Material provided:
★ ★ ★ ★ ★

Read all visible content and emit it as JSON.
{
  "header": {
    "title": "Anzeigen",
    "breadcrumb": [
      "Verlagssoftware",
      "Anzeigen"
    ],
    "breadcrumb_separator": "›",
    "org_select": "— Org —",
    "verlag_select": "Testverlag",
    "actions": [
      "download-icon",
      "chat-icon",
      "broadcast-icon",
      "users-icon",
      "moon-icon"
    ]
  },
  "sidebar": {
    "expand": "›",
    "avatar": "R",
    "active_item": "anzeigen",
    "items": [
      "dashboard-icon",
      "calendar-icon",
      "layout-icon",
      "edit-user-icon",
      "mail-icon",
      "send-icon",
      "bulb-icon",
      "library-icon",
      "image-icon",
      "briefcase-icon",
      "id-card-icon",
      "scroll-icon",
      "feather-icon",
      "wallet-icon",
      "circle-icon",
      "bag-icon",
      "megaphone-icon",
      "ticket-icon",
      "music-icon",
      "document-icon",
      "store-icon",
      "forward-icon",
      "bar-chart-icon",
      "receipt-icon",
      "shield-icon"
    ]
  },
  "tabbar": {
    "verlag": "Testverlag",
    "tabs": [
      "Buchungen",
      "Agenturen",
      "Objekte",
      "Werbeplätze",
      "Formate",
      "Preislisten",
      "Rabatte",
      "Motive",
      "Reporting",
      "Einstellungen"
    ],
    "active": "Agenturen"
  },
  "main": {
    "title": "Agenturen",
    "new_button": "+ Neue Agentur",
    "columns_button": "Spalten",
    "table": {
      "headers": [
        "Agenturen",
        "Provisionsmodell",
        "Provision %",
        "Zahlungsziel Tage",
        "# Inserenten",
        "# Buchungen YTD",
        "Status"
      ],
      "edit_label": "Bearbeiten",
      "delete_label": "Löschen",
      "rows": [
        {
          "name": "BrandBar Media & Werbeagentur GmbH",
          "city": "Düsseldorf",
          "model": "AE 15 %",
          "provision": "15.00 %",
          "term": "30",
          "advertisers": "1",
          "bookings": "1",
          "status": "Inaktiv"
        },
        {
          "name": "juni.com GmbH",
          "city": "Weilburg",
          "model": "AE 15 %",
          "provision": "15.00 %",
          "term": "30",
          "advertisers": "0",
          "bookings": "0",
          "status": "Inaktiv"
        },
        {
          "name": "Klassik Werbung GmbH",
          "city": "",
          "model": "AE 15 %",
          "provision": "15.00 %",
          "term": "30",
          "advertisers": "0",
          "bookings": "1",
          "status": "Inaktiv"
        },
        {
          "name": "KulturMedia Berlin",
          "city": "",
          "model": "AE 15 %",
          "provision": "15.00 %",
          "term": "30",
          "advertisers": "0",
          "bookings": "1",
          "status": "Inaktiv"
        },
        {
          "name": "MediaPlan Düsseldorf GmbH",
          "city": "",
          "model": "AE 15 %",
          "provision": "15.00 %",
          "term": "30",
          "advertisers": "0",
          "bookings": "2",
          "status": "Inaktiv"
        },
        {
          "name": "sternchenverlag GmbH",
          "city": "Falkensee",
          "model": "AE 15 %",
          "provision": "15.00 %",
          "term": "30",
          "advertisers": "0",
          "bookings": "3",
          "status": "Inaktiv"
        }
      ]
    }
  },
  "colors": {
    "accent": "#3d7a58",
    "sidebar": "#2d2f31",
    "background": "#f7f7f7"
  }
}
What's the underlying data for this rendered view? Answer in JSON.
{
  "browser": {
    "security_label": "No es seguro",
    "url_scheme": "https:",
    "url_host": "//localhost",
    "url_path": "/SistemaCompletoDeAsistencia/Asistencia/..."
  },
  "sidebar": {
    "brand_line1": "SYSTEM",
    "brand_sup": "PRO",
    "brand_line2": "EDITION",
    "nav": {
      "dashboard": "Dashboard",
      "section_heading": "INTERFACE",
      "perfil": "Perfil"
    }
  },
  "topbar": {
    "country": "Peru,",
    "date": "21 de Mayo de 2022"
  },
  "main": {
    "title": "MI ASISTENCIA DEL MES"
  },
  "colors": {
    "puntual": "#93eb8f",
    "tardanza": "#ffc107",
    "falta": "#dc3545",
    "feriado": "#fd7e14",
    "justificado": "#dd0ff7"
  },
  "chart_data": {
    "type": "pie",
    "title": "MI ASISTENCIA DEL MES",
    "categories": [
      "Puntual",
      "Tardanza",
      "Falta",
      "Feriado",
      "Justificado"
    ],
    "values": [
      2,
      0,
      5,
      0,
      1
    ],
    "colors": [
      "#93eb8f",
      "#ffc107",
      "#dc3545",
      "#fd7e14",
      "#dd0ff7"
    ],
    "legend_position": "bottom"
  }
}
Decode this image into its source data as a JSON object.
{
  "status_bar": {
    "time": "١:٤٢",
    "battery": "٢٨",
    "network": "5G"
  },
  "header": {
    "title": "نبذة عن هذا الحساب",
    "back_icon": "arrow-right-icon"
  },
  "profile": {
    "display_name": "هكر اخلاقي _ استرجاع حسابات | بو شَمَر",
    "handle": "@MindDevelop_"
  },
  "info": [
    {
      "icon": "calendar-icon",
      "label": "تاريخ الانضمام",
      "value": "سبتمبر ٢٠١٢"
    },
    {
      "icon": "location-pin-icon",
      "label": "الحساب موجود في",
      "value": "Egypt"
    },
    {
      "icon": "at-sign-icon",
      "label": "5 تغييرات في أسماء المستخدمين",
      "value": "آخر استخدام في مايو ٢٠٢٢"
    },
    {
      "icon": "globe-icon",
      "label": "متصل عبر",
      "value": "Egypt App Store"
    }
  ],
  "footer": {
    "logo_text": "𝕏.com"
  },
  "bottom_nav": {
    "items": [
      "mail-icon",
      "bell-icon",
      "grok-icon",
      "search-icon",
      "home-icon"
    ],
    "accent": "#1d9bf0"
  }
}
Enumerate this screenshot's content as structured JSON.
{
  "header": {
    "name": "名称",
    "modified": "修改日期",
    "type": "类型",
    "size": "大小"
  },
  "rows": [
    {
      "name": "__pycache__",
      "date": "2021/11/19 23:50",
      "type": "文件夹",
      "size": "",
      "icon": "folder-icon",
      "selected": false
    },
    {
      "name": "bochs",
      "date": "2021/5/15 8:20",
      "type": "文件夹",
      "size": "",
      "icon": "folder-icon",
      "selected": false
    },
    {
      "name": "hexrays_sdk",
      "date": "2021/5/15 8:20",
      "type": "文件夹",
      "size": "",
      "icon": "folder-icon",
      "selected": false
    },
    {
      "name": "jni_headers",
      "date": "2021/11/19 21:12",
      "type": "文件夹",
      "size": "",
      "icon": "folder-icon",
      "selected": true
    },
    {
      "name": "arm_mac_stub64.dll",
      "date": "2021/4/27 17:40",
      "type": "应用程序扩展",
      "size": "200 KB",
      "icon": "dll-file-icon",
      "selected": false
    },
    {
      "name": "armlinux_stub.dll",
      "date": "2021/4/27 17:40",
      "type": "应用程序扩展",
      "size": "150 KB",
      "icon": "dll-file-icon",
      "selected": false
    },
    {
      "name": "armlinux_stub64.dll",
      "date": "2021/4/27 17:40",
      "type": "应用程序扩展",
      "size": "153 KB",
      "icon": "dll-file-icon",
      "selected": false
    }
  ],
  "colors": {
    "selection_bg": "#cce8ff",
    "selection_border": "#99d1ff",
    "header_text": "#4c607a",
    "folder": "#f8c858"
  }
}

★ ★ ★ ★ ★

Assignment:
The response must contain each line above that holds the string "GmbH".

Task response:
          "name": "BrandBar Media & Werbeagentur GmbH",
          "name": "juni.com GmbH",
          "name": "Klassik Werbung GmbH",
          "name": "MediaPlan Düsseldorf GmbH",
          "name": "sternchenverlag GmbH",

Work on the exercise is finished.